Off-topic video: “Dialectic Issue LifeCycle Model” for beginners #theory #socialchange #statusquo starring #Manchester Uni academic

Here’s a video about the “Dialectic Issue LifeCycle Model”.  What’s that, you ask?  Well, in (very) crude terms – it’s about how some problems get onto the public and political radar, and how others don’t.  “Dialectic” is an academic word meaning “discussion/debate/struggle.”  So, fossil fuel companies – to pick an example entirely at random – might try to delay action on cutting carbon dioxide emissions.  Theoretically…

The video stars Professor Frank Geels of the Sustainable Consumption Institute at University of Manchester. Here’s an account of a seminar he did last year called “The arduous transition to low carbon energy” . It also stars Caetano Penna, one of his PhD supervisees, who co-developed the “DILC.”


UPDATE 26th April : Someone I sent it to wrote back-

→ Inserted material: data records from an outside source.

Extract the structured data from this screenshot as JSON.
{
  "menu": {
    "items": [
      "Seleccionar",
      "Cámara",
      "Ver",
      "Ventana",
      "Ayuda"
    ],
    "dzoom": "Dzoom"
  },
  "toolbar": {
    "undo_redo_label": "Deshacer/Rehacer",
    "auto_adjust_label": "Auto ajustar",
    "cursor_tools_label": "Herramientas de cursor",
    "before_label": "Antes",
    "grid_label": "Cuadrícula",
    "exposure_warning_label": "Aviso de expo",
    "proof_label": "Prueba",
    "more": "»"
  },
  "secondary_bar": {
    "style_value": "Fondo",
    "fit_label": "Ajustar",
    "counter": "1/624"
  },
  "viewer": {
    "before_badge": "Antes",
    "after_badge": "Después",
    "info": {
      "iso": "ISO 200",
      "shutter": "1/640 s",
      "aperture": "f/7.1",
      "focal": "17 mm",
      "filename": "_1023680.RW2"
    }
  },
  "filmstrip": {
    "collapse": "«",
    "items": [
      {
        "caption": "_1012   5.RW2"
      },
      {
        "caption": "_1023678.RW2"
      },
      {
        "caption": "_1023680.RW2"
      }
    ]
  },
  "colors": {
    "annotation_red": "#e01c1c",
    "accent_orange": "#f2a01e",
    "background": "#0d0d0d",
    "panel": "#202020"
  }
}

“… I am a bit uncomfortable with the underlying assumption that time unfolds in a linear fashion. Problems go through defined stages according to this model. Is that true? We can develop these simplistic, evolutionary narratives of change with historic case studies but I think change is much messier and contingent. Is there the potential for a problem to skip a stage or develop a new stage or hybridise multiple stages? And there is a significant emphasis on the social without any acknowledgement of nonhumans and the role of space and place. I think it is more useful to think about how change happens through iterative, cyclical, hybrid, and situated processes. Change is a much more complex process than is presented here. The downside of this perspective is that it is much harder to articulate and doesn’t provide any constructive modes of action.”

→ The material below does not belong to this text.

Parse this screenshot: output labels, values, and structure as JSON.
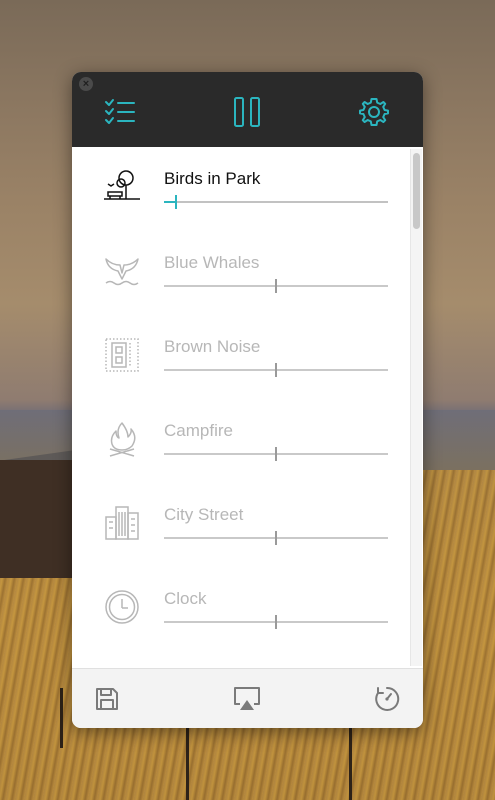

I replied (I paraphrase) “Thanks! Some caveats (esp re linearity/potential “stuck”/oscillating between stages) got left on the cutting room floor to keep the narrative tight – it’s a 5 minute video, not a 3 year PhD”.  That was probably a) self-serving and b) unduly defensive?  Fwiw, I think the folks who came up with the DILC (not me!) are aware of most (all?) of those points, but they certainly need to be raised. The model (and it’s a model, not a theory) is young, it needs helpful pokes like this, and therefore I’m dead grateful!


About manchesterclimatemonthly

Was print format from 2012 to 13. Now web only. All things climate and resilience in (Greater) Manchester.
This entry was posted in academia, youtubes. Bookmark the permalink.

Leave a Reply

Fill in your details below or click an icon to log in: Logo

You are commenting using your account. Log Out / Change )

Twitter picture

You are commenting using your Twitter account. Log Out / Change )

Facebook photo

You are commenting using your Facebook account. Log Out / Change )

Google+ photo

You are commenting using your Google+ account. Log Out / Change )

Connecting to %s